There will be a pick-up in demand, bolstered by strong government and central bank policy support and a high domestic saving ratio that could lead to some punchy growth (and maybe even some fun!) when we are released from lockdown.


Not all value shares will prosper under inflation, which implies higher long-term interest rates. It is likely to be good news for banks but bad for businesses with weak balance sheets and high indebtedness. For what it’s worth, we are finding few cyclical businesses that remain attractive and recently we have top-sliced some where we feel the valuation and yield is no longer as supportive as they were six months ago.


Looking at the recent losses incurred by Archegos Capital on investment banks, which amounted to $4.7bn in the case of Credit Suisse, two points came to mind: first, do they never learn? Do some banks still not know their customers and prefer to chase short-term profits, without understanding the potential risks? Second, I was reminded of Buffett’s views on margin trading that “if you’re smart you don’t need it and if you’re dumb you shouldn’t be doing it!”


As we have stated in the past, banks are leveraged businesses and we actively screen out the weak and those actively growing their risk weighted assets. It’s a sector where it’s important to buy quality at attractive prices. Despite the substantial rise in share prices, valuations remain appealing.

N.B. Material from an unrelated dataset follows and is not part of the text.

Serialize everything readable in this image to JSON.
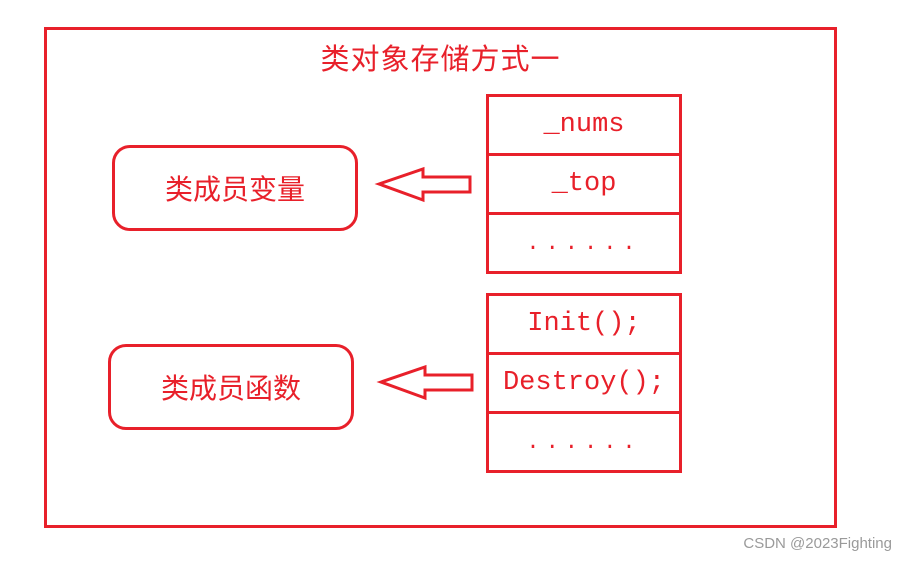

Despite very strong rebounds from last year, some banks still look attractively valued. During the first few months this year, certain holdings reported better than expected FY20 results and surprised on the upside with guidance. Barclays was in this category, which also reinstated a small dividend combined with a £0.7bn share buyback program. AIB also looks to resume normal dividend distributions in line with regulatory guidelines in 2021.


Barclays and AIB have now rallied 132 per cent and 189 per cent respectively since their lows in March last year. Both businesses have capital buffers above regulatory capital requirements and trade respectively at 0.55x and 0.5x of their book values. We believe these valuations do not reflect the growth potential these high quality banks have in an environment of rising inflation and interest rates.


Beyond the banks, Interpublic continues to outperform the competition due to its higher exposure to US and Healthcare advertising. With the acquisition of Acxiom in 2018, it has a unique approach to client data analysis and CRM work it offers to clients. We believe the company will benefit from a strong rebound in advertising, especially online, in 2021.


Intel for once reported better than expected numbers, but most importantly the market took comfort from the incoming CEO who is looking to re-establish Intel as the leader in chip design and manufacturing. The first signs are already visible in management’s expectations that the majority of its 2023 products will be sourced internally with its 7nm process.


Just like other industrial names, Heidelberg Cement early on indicated that FY20 results were better than expected. Most importantly, the company reported a strong ROIC improvement and reinstated its dividend. Management was optimistic about the favourable trends in infrastructure and private residential, which bodes well for 2021 performance.


The start to 2021 could not have been any more different to last year’s. US Treasury yields have rallied from below 1 per cent to 1.7 per cent: although still not quite back to pre-Covid levels. Inflation pressures, something we warned of last year, are now almost consensual. Expensive technology names that were the outperformers last year have underperformed in the year to date. This all led to value shares outperforming growth by almost 9 per cent last quarter.


Many have been waiting for this for a long time and although the move is quite stark in the short term, there is a lot of ground to be made up. We continue to find many businesses that fall into the value camp, where we believe their prospects are significantly undervalued by investors.


Graham Campbell is chief executive of Saracen Fund Managers. The views expressed above are his own and should not be taken as investment advice.